PROVIDED MATERIAL Start Marker

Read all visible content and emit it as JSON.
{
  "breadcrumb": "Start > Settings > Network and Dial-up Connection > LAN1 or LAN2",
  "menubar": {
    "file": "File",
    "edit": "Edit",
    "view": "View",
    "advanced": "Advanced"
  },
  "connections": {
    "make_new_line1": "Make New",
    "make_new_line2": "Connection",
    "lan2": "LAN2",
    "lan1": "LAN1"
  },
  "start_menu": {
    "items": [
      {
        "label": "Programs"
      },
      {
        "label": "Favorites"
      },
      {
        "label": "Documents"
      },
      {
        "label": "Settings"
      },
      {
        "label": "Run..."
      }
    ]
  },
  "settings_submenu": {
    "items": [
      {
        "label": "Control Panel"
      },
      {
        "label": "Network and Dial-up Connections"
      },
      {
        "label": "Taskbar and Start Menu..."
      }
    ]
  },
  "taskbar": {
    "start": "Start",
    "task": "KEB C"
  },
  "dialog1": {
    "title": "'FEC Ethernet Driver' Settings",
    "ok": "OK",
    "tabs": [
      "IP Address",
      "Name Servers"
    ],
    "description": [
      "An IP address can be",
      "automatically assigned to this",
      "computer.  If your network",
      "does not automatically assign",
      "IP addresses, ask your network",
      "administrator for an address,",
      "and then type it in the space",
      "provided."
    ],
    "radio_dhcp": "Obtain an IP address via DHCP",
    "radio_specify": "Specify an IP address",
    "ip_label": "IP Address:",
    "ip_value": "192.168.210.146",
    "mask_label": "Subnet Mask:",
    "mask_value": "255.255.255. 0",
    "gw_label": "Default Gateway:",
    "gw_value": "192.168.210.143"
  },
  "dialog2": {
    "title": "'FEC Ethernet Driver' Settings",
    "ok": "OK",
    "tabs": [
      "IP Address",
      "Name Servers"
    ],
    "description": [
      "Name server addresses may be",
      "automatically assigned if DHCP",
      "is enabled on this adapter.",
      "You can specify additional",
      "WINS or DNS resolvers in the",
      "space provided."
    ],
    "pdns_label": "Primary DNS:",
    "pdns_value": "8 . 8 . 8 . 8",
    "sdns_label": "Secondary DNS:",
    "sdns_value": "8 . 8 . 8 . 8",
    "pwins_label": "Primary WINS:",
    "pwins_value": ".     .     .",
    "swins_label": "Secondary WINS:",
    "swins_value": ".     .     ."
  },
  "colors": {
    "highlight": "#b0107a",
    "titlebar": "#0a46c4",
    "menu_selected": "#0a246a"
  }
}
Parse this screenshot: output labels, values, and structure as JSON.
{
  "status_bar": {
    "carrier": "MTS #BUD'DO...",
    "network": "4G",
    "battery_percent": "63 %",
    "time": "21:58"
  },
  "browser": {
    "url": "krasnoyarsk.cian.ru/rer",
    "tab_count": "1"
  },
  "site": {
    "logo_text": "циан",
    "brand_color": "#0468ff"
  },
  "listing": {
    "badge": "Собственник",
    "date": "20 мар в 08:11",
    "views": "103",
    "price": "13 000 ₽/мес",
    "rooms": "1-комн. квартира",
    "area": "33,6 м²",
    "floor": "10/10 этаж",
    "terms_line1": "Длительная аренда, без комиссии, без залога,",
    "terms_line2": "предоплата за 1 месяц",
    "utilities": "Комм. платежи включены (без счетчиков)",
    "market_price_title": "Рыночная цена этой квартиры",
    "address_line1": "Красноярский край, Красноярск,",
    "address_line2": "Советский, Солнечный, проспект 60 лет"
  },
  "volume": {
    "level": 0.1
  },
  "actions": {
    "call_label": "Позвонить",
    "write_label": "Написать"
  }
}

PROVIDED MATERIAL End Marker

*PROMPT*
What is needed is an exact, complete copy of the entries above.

*SOLUTION BELOW*
Read all visible content and emit it as JSON.
{
  "breadcrumb": "Start > Settings > Network and Dial-up Connection > LAN1 or LAN2",
  "menubar": {
    "file": "File",
    "edit": "Edit",
    "view": "View",
    "advanced": "Advanced"
  },
  "connections": {
    "make_new_line1": "Make New",
    "make_new_line2": "Connection",
    "lan2": "LAN2",
    "lan1": "LAN1"
  },
  "start_menu": {
    "items": [
      {
        "label": "Programs"
      },
      {
        "label": "Favorites"
      },
      {
        "label": "Documents"
      },
      {
        "label": "Settings"
      },
      {
        "label": "Run..."
      }
    ]
  },
  "settings_submenu": {
    "items": [
      {
        "label": "Control Panel"
      },
      {
        "label": "Network and Dial-up Connections"
      },
      {
        "label": "Taskbar and Start Menu..."
      }
    ]
  },
  "taskbar": {
    "start": "Start",
    "task": "KEB C"
  },
  "dialog1": {
    "title": "'FEC Ethernet Driver' Settings",
    "ok": "OK",
    "tabs": [
      "IP Address",
      "Name Servers"
    ],
    "description": [
      "An IP address can be",
      "automatically assigned to this",
      "computer.  If your network",
      "does not automatically assign",
      "IP addresses, ask your network",
      "administrator for an address,",
      "and then type it in the space",
      "provided."
    ],
    "radio_dhcp": "Obtain an IP address via DHCP",
    "radio_specify": "Specify an IP address",
    "ip_label": "IP Address:",
    "ip_value": "192.168.210.146",
    "mask_label": "Subnet Mask:",
    "mask_value": "255.255.255. 0",
    "gw_label": "Default Gateway:",
    "gw_value": "192.168.210.143"
  },
  "dialog2": {
    "title": "'FEC Ethernet Driver' Settings",
    "ok": "OK",
    "tabs": [
      "IP Address",
      "Name Servers"
    ],
    "description": [
      "Name server addresses may be",
      "automatically assigned if DHCP",
      "is enabled on this adapter.",
      "You can specify additional",
      "WINS or DNS resolvers in the",
      "space provided."
    ],
    "pdns_label": "Primary DNS:",
    "pdns_value": "8 . 8 . 8 . 8",
    "sdns_label": "Secondary DNS:",
    "sdns_value": "8 . 8 . 8 . 8",
    "pwins_label": "Primary WINS:",
    "pwins_value": ".     .     .",
    "swins_label": "Secondary WINS:",
    "swins_value": ".     .     ."
  },
  "colors": {
    "highlight": "#b0107a",
    "titlebar": "#0a46c4",
    "menu_selected": "#0a246a"
  }
}
Parse this screenshot: output labels, values, and structure as JSON.
{
  "status_bar": {
    "carrier": "MTS #BUD'DO...",
    "network": "4G",
    "battery_percent": "63 %",
    "time": "21:58"
  },
  "browser": {
    "url": "krasnoyarsk.cian.ru/rer",
    "tab_count": "1"
  },
  "site": {
    "logo_text": "циан",
    "brand_color": "#0468ff"
  },
  "listing": {
    "badge": "Собственник",
    "date": "20 мар в 08:11",
    "views": "103",
    "price": "13 000 ₽/мес",
    "rooms": "1-комн. квартира",
    "area": "33,6 м²",
    "floor": "10/10 этаж",
    "terms_line1": "Длительная аренда, без комиссии, без залога,",
    "terms_line2": "предоплата за 1 месяц",
    "utilities": "Комм. платежи включены (без счетчиков)",
    "market_price_title": "Рыночная цена этой квартиры",
    "address_line1": "Красноярский край, Красноярск,",
    "address_line2": "Советский, Солнечный, проспект 60 лет"
  },
  "volume": {
    "level": 0.1
  },
  "actions": {
    "call_label": "Позвонить",
    "write_label": "Написать"
  }
}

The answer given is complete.